Exercise instructions:
Copy each line of the records that contains the word "this".

Records shown:
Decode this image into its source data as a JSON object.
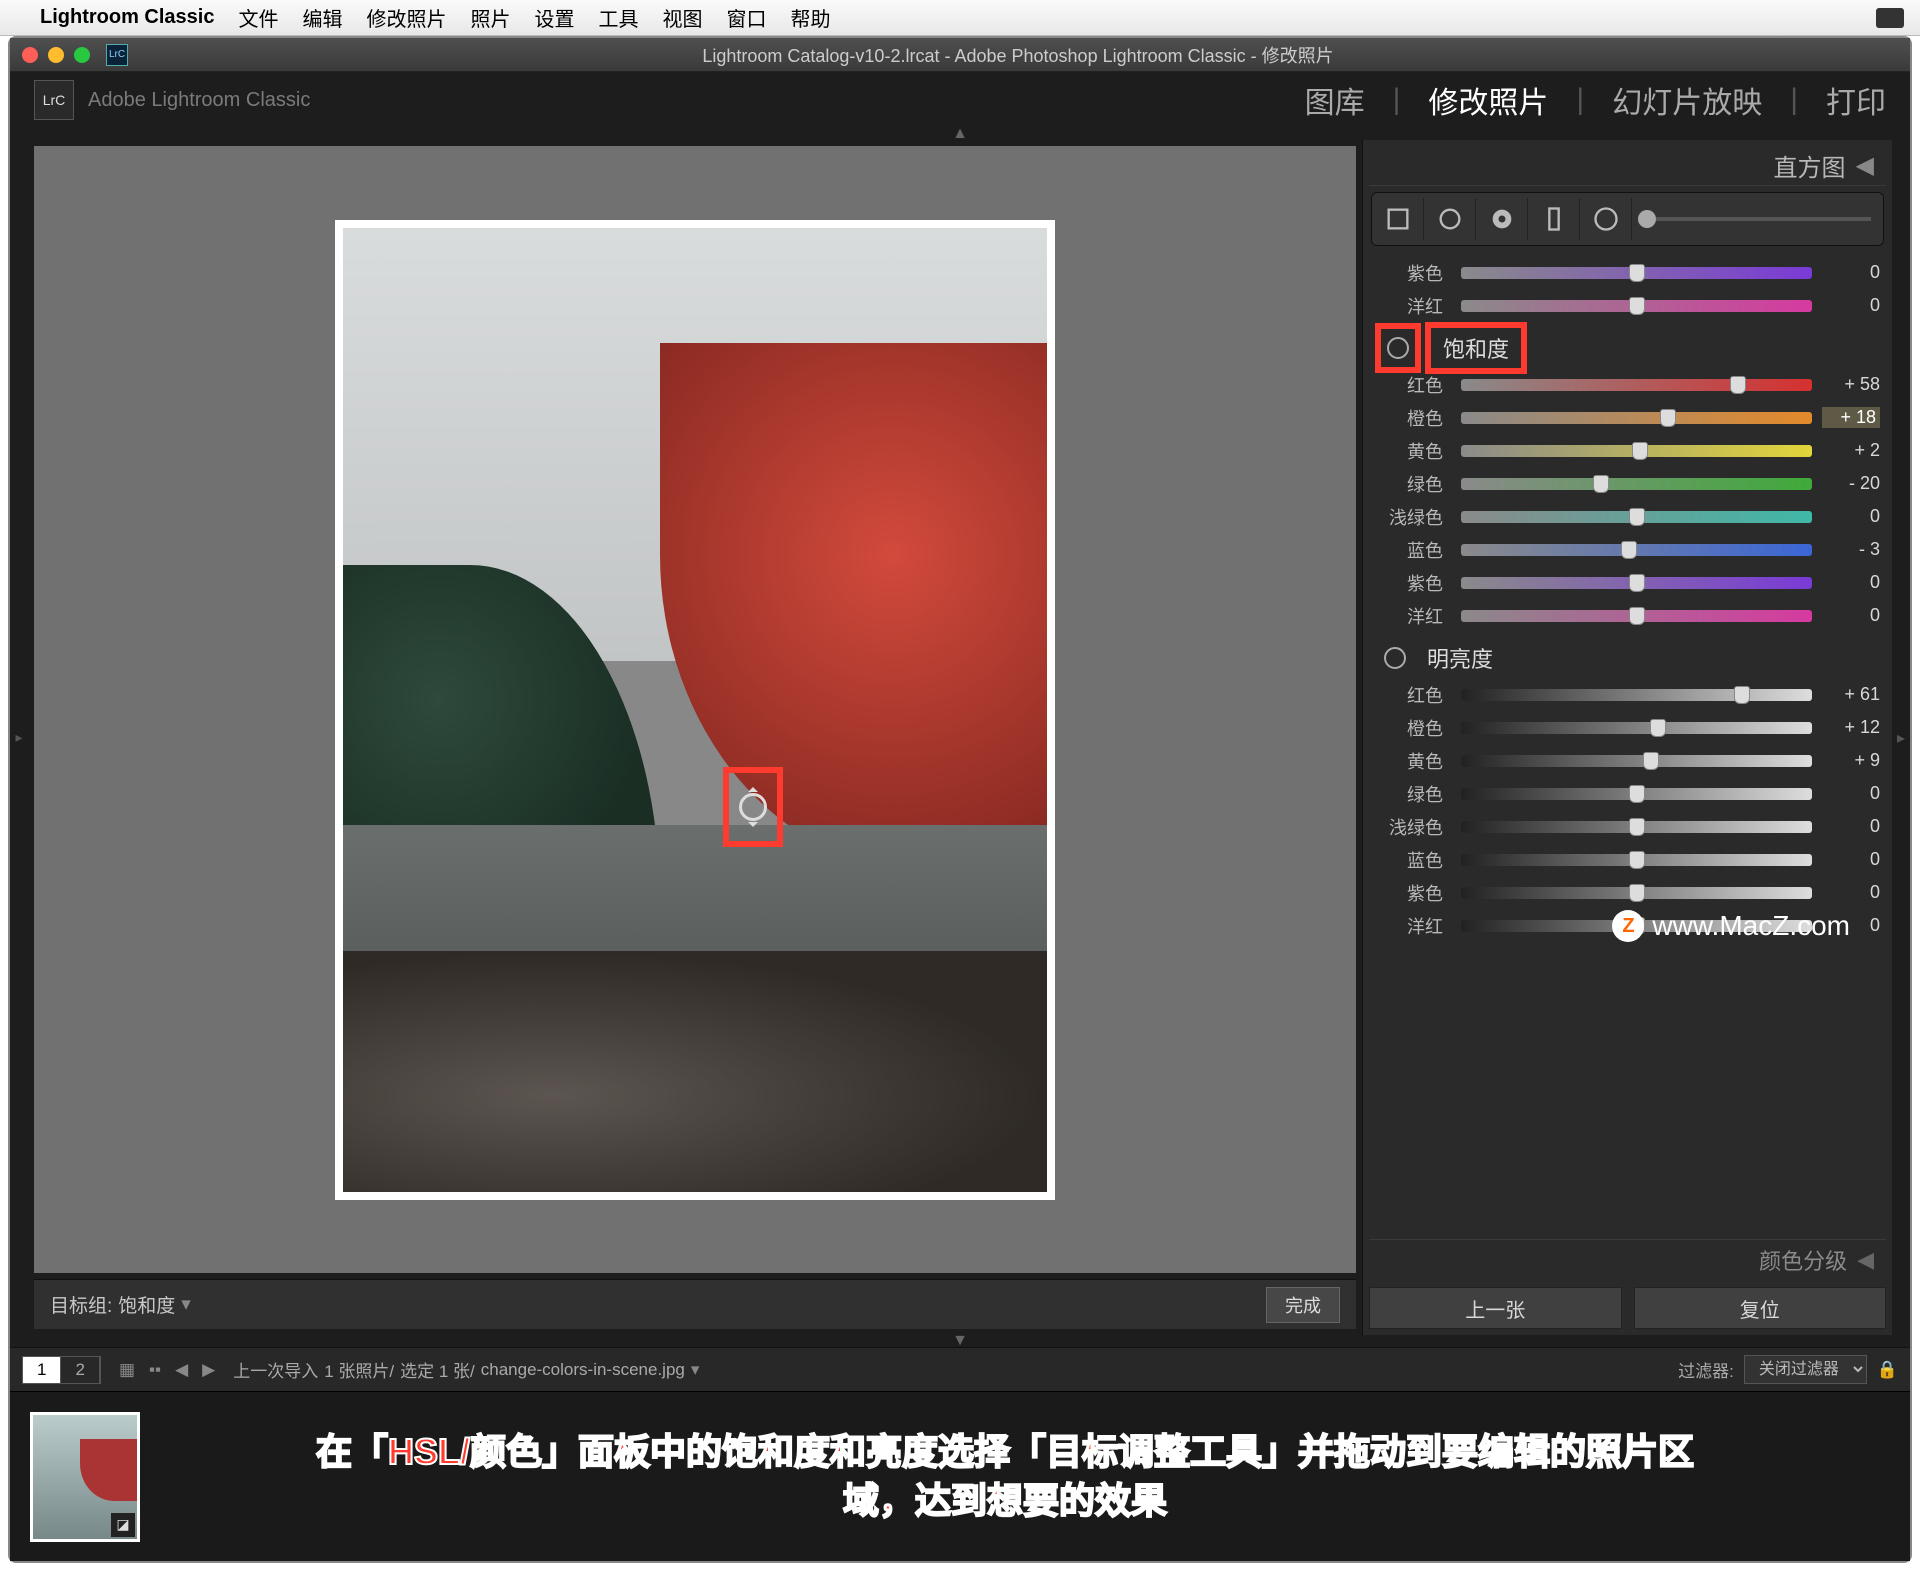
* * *
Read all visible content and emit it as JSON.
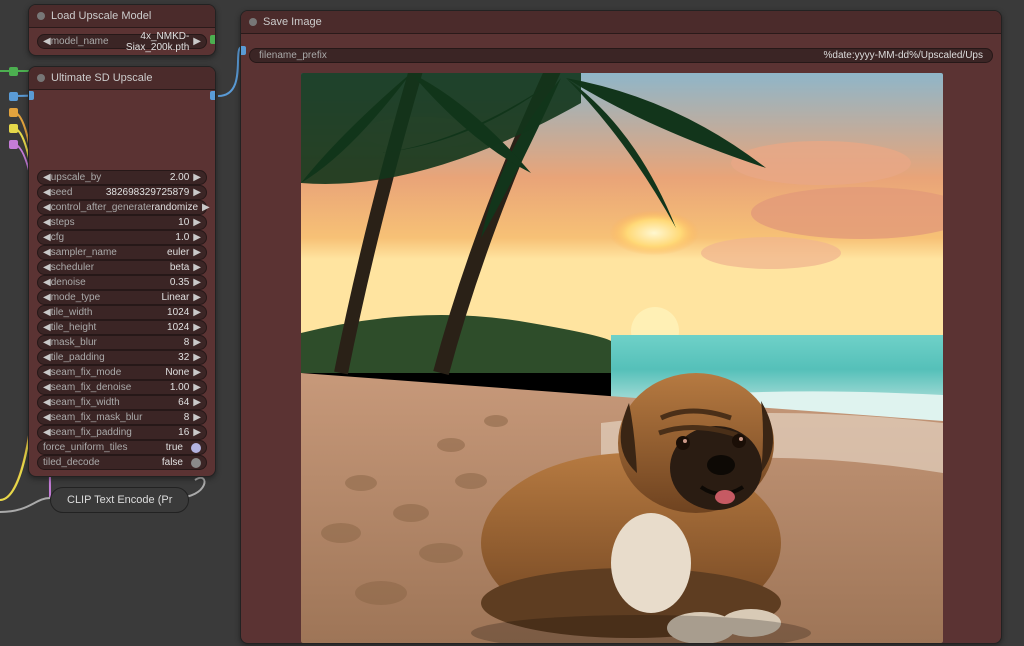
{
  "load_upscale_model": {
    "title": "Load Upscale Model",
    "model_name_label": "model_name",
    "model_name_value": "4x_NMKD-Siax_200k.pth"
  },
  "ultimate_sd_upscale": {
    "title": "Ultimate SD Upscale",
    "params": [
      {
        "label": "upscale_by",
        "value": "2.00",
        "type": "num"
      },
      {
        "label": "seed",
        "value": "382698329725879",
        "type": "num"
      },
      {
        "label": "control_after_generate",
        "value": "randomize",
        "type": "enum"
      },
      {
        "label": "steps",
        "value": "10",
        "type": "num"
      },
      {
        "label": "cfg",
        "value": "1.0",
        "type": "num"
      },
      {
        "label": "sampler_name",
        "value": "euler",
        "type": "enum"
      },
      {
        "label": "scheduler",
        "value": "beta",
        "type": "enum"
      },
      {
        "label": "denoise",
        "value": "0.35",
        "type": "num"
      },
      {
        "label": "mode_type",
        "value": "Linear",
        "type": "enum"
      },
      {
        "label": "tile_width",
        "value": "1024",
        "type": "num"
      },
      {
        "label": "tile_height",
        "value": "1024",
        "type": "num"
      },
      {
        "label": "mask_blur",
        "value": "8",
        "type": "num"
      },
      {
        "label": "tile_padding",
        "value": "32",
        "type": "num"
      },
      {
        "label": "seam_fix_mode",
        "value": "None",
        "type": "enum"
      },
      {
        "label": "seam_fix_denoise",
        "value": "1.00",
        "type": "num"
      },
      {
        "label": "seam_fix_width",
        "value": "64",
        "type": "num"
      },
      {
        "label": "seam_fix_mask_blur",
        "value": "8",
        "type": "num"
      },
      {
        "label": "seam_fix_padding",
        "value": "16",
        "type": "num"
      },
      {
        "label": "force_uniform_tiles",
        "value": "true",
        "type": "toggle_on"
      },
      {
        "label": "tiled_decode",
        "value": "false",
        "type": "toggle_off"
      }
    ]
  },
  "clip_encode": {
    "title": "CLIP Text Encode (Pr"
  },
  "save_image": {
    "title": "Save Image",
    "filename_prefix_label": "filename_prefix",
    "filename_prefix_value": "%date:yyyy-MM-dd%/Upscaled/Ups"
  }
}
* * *
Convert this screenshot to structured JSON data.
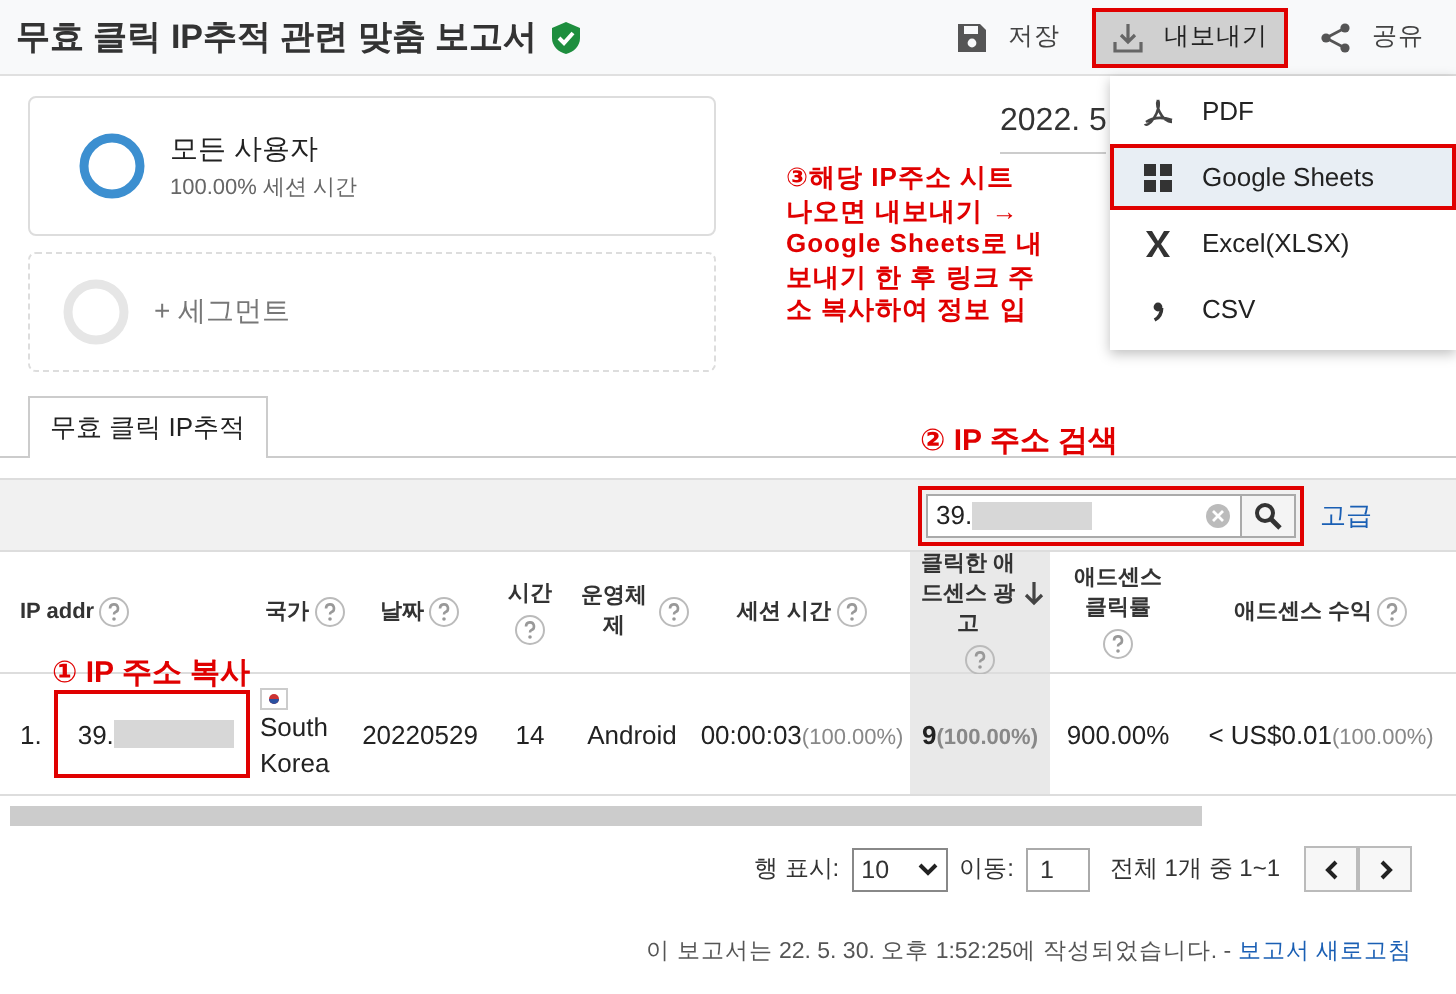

Your solution:
Decode this image into its source data as a JSON object.
Convert this screenshot to structured JSON data.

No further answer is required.